Set down each entry from the block beneath, exactly as written.
DATA TO EXAMINE START
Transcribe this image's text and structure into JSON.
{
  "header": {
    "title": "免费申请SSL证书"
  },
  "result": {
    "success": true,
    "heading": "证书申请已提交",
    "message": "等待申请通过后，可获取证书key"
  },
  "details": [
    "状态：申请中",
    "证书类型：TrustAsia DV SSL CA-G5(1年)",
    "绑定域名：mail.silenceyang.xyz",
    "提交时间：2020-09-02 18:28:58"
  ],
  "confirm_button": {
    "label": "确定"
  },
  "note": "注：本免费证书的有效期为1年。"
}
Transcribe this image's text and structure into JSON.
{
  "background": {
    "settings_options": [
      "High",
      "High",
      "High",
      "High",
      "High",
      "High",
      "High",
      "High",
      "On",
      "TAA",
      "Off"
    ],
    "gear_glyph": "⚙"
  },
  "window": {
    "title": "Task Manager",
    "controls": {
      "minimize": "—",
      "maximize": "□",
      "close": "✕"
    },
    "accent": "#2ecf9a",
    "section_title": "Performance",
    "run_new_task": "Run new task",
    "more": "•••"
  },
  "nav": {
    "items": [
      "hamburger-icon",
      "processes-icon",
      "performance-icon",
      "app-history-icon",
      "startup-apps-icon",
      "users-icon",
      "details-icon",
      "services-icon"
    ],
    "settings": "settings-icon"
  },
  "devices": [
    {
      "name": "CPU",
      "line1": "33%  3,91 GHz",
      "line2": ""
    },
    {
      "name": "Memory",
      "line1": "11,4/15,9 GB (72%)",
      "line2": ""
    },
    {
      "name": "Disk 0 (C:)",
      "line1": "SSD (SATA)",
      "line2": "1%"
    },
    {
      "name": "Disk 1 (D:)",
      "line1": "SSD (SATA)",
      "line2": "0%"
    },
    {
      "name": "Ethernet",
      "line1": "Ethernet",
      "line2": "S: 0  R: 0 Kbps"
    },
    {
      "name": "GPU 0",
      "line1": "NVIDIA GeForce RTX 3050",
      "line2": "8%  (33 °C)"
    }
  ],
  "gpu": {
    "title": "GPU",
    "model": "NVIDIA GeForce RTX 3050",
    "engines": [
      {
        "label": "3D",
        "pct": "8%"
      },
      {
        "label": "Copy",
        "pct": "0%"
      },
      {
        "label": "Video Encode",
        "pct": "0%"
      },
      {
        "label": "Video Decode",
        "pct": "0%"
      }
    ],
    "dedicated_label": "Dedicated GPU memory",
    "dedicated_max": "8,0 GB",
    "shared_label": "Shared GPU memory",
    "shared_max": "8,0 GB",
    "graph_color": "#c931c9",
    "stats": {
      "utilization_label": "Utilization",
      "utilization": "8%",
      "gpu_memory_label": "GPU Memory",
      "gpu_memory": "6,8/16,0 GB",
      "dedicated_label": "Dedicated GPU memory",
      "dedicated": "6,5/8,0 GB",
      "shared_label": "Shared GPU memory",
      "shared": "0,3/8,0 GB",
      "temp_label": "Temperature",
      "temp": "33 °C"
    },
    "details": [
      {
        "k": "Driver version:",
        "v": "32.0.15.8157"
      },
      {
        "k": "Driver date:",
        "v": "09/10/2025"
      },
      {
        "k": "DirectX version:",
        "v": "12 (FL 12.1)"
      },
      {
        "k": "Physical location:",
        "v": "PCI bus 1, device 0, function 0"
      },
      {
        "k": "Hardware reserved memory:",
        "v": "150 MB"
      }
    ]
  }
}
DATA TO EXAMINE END
RESULT OF THE TASK
Transcribe this image's text and structure into JSON.
{
  "header": {
    "title": "免费申请SSL证书"
  },
  "result": {
    "success": true,
    "heading": "证书申请已提交",
    "message": "等待申请通过后，可获取证书key"
  },
  "details": [
    "状态：申请中",
    "证书类型：TrustAsia DV SSL CA-G5(1年)",
    "绑定域名：mail.silenceyang.xyz",
    "提交时间：2020-09-02 18:28:58"
  ],
  "confirm_button": {
    "label": "确定"
  },
  "note": "注：本免费证书的有效期为1年。"
}
Transcribe this image's text and structure into JSON.
{
  "background": {
    "settings_options": [
      "High",
      "High",
      "High",
      "High",
      "High",
      "High",
      "High",
      "High",
      "On",
      "TAA",
      "Off"
    ],
    "gear_glyph": "⚙"
  },
  "window": {
    "title": "Task Manager",
    "controls": {
      "minimize": "—",
      "maximize": "□",
      "close": "✕"
    },
    "accent": "#2ecf9a",
    "section_title": "Performance",
    "run_new_task": "Run new task",
    "more": "•••"
  },
  "nav": {
    "items": [
      "hamburger-icon",
      "processes-icon",
      "performance-icon",
      "app-history-icon",
      "startup-apps-icon",
      "users-icon",
      "details-icon",
      "services-icon"
    ],
    "settings": "settings-icon"
  },
  "devices": [
    {
      "name": "CPU",
      "line1": "33%  3,91 GHz",
      "line2": ""
    },
    {
      "name": "Memory",
      "line1": "11,4/15,9 GB (72%)",
      "line2": ""
    },
    {
      "name": "Disk 0 (C:)",
      "line1": "SSD (SATA)",
      "line2": "1%"
    },
    {
      "name": "Disk 1 (D:)",
      "line1": "SSD (SATA)",
      "line2": "0%"
    },
    {
      "name": "Ethernet",
      "line1": "Ethernet",
      "line2": "S: 0  R: 0 Kbps"
    },
    {
      "name": "GPU 0",
      "line1": "NVIDIA GeForce RTX 3050",
      "line2": "8%  (33 °C)"
    }
  ],
  "gpu": {
    "title": "GPU",
    "model": "NVIDIA GeForce RTX 3050",
    "engines": [
      {
        "label": "3D",
        "pct": "8%"
      },
      {
        "label": "Copy",
        "pct": "0%"
      },
      {
        "label": "Video Encode",
        "pct": "0%"
      },
      {
        "label": "Video Decode",
        "pct": "0%"
      }
    ],
    "dedicated_label": "Dedicated GPU memory",
    "dedicated_max": "8,0 GB",
    "shared_label": "Shared GPU memory",
    "shared_max": "8,0 GB",
    "graph_color": "#c931c9",
    "stats": {
      "utilization_label": "Utilization",
      "utilization": "8%",
      "gpu_memory_label": "GPU Memory",
      "gpu_memory": "6,8/16,0 GB",
      "dedicated_label": "Dedicated GPU memory",
      "dedicated": "6,5/8,0 GB",
      "shared_label": "Shared GPU memory",
      "shared": "0,3/8,0 GB",
      "temp_label": "Temperature",
      "temp": "33 °C"
    },
    "details": [
      {
        "k": "Driver version:",
        "v": "32.0.15.8157"
      },
      {
        "k": "Driver date:",
        "v": "09/10/2025"
      },
      {
        "k": "DirectX version:",
        "v": "12 (FL 12.1)"
      },
      {
        "k": "Physical location:",
        "v": "PCI bus 1, device 0, function 0"
      },
      {
        "k": "Hardware reserved memory:",
        "v": "150 MB"
      }
    ]
  }
}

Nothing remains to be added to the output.